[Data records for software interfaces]
· · · · · · ·
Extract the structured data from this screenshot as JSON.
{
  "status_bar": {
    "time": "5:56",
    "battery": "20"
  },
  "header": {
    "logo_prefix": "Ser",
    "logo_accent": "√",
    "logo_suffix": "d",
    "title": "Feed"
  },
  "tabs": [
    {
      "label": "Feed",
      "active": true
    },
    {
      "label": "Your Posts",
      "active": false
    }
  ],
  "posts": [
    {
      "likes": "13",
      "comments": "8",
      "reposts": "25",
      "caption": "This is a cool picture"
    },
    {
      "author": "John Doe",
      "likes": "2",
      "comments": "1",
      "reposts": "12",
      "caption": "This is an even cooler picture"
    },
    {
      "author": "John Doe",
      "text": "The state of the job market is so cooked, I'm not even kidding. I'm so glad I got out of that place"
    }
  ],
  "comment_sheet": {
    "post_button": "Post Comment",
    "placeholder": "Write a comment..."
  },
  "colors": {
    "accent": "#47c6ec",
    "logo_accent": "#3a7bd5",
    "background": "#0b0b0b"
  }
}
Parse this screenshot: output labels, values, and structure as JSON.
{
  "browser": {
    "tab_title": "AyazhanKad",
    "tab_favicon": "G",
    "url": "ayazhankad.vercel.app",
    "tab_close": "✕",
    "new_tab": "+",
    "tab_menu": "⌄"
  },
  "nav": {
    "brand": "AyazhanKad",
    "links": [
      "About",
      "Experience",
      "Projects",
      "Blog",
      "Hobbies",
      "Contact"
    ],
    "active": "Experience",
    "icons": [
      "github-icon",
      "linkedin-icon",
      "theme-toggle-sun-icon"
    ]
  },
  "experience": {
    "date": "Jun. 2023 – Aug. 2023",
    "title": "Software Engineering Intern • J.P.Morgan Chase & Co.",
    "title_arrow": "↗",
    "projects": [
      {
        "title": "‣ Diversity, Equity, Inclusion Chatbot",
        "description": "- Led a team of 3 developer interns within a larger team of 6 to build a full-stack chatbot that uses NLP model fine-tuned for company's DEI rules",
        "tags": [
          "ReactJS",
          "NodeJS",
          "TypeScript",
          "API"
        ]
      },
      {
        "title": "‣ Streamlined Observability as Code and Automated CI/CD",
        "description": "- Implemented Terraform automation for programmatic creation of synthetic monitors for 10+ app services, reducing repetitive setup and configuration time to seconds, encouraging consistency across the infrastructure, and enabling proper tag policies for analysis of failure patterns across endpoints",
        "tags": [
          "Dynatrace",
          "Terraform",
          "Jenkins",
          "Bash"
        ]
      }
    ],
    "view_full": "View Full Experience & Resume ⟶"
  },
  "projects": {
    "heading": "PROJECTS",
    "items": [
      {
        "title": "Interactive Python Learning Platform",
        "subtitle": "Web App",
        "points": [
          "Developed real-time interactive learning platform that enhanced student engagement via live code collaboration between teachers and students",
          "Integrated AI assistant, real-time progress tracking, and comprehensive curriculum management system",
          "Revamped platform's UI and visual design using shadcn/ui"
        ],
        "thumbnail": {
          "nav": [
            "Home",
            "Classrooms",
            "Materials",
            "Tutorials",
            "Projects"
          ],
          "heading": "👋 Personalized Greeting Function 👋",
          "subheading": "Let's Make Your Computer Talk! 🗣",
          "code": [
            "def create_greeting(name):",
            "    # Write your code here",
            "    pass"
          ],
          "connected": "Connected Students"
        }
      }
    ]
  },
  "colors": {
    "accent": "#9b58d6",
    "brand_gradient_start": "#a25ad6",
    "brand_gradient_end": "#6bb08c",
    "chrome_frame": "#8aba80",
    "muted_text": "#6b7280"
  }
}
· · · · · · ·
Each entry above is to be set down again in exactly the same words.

Extract the structured data from this screenshot as JSON.
{
  "status_bar": {
    "time": "5:56",
    "battery": "20"
  },
  "header": {
    "logo_prefix": "Ser",
    "logo_accent": "√",
    "logo_suffix": "d",
    "title": "Feed"
  },
  "tabs": [
    {
      "label": "Feed",
      "active": true
    },
    {
      "label": "Your Posts",
      "active": false
    }
  ],
  "posts": [
    {
      "likes": "13",
      "comments": "8",
      "reposts": "25",
      "caption": "This is a cool picture"
    },
    {
      "author": "John Doe",
      "likes": "2",
      "comments": "1",
      "reposts": "12",
      "caption": "This is an even cooler picture"
    },
    {
      "author": "John Doe",
      "text": "The state of the job market is so cooked, I'm not even kidding. I'm so glad I got out of that place"
    }
  ],
  "comment_sheet": {
    "post_button": "Post Comment",
    "placeholder": "Write a comment..."
  },
  "colors": {
    "accent": "#47c6ec",
    "logo_accent": "#3a7bd5",
    "background": "#0b0b0b"
  }
}
Parse this screenshot: output labels, values, and structure as JSON.
{
  "browser": {
    "tab_title": "AyazhanKad",
    "tab_favicon": "G",
    "url": "ayazhankad.vercel.app",
    "tab_close": "✕",
    "new_tab": "+",
    "tab_menu": "⌄"
  },
  "nav": {
    "brand": "AyazhanKad",
    "links": [
      "About",
      "Experience",
      "Projects",
      "Blog",
      "Hobbies",
      "Contact"
    ],
    "active": "Experience",
    "icons": [
      "github-icon",
      "linkedin-icon",
      "theme-toggle-sun-icon"
    ]
  },
  "experience": {
    "date": "Jun. 2023 – Aug. 2023",
    "title": "Software Engineering Intern • J.P.Morgan Chase & Co.",
    "title_arrow": "↗",
    "projects": [
      {
        "title": "‣ Diversity, Equity, Inclusion Chatbot",
        "description": "- Led a team of 3 developer interns within a larger team of 6 to build a full-stack chatbot that uses NLP model fine-tuned for company's DEI rules",
        "tags": [
          "ReactJS",
          "NodeJS",
          "TypeScript",
          "API"
        ]
      },
      {
        "title": "‣ Streamlined Observability as Code and Automated CI/CD",
        "description": "- Implemented Terraform automation for programmatic creation of synthetic monitors for 10+ app services, reducing repetitive setup and configuration time to seconds, encouraging consistency across the infrastructure, and enabling proper tag policies for analysis of failure patterns across endpoints",
        "tags": [
          "Dynatrace",
          "Terraform",
          "Jenkins",
          "Bash"
        ]
      }
    ],
    "view_full": "View Full Experience & Resume ⟶"
  },
  "projects": {
    "heading": "PROJECTS",
    "items": [
      {
        "title": "Interactive Python Learning Platform",
        "subtitle": "Web App",
        "points": [
          "Developed real-time interactive learning platform that enhanced student engagement via live code collaboration between teachers and students",
          "Integrated AI assistant, real-time progress tracking, and comprehensive curriculum management system",
          "Revamped platform's UI and visual design using shadcn/ui"
        ],
        "thumbnail": {
          "nav": [
            "Home",
            "Classrooms",
            "Materials",
            "Tutorials",
            "Projects"
          ],
          "heading": "👋 Personalized Greeting Function 👋",
          "subheading": "Let's Make Your Computer Talk! 🗣",
          "code": [
            "def create_greeting(name):",
            "    # Write your code here",
            "    pass"
          ],
          "connected": "Connected Students"
        }
      }
    ]
  },
  "colors": {
    "accent": "#9b58d6",
    "brand_gradient_start": "#a25ad6",
    "brand_gradient_end": "#6bb08c",
    "chrome_frame": "#8aba80",
    "muted_text": "#6b7280"
  }
}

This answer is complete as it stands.